LOS ANGELES (Reuters) – Nearly half of Americans believe Sony Pictures made the wrong decision by cancelling the theatrical release of the comedy “The Interview”, the film that provoked a cyberattack on the studio, according to a Reuters/Ipsos poll released on Monday.
Forty-seven per cent of respondents said they disagreed with Sony scrapping the film last Wednesday, after several movie theatre chains chose not to screen the raunchy satire that depicts the assassination of North Korean leader Kim Jong Un.
Another 29 per cent of those polled said they agreed with the decision to pull the film, which had been slated for a Christmas Day release, while 24 per cent said they did not have an opinion.
The FBI has determined that the North Korean government is responsible for the devastating cyberattack that disabled the computer network on Sony Pictures Entertainment and exposed a trove of sensitive data and personal email.
North Korea has denied it was to blame and has even called for a joint investigation, a suggestion Washington’s UN envoy Samantha Powers has called “absurd”.
The online poll, conducted from Dec 18-22, suggests that Americans mostly agree with President Barack Obama when he said last Friday Sony “made a mistake” by cancelling the release and bowing to the intimidation of the hackers. He expressed concerns over self-censorship in Hollywood.
Sony Pictures CEO Michael Lynton responded by saying the Hollywood studio had no choice after the movie theatres pulled out of the release due to unspecified threats the hackers made against the theatres and audiences. A majority of respondents, 63 per cent, said they agree that North Korea is threat to the United States, while only 20 per cent disagree.

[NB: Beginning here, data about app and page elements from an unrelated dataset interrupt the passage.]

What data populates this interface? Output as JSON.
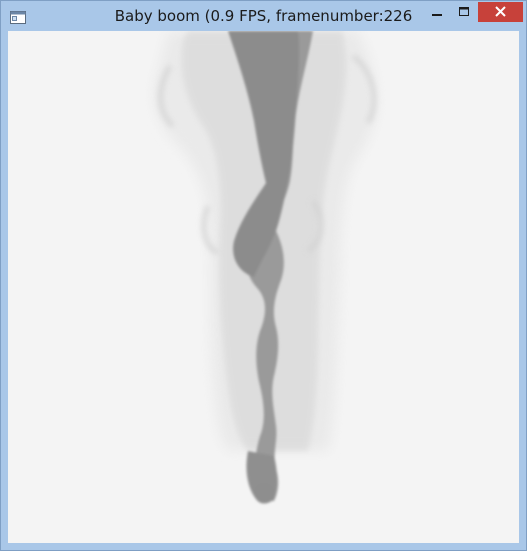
{
  "window": {
    "title": "Baby boom (0.9 FPS, framenumber:226",
    "icons": {
      "app": "window-app-icon",
      "minimize": "minimize-icon",
      "maximize": "maximize-icon",
      "close": "close-icon"
    },
    "colors": {
      "frame": "#a9c7e8",
      "close_button": "#c7413a",
      "canvas_background": "#f4f4f4",
      "smoke_dark": "#8a8a8a",
      "smoke_light": "#d4d4d4"
    }
  }
}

In the wake of the Sony cyberattack, the most destructive on a private company on US soil, the poll showed that Americans are not overwhelmingly becoming more cautious about their email or passwords.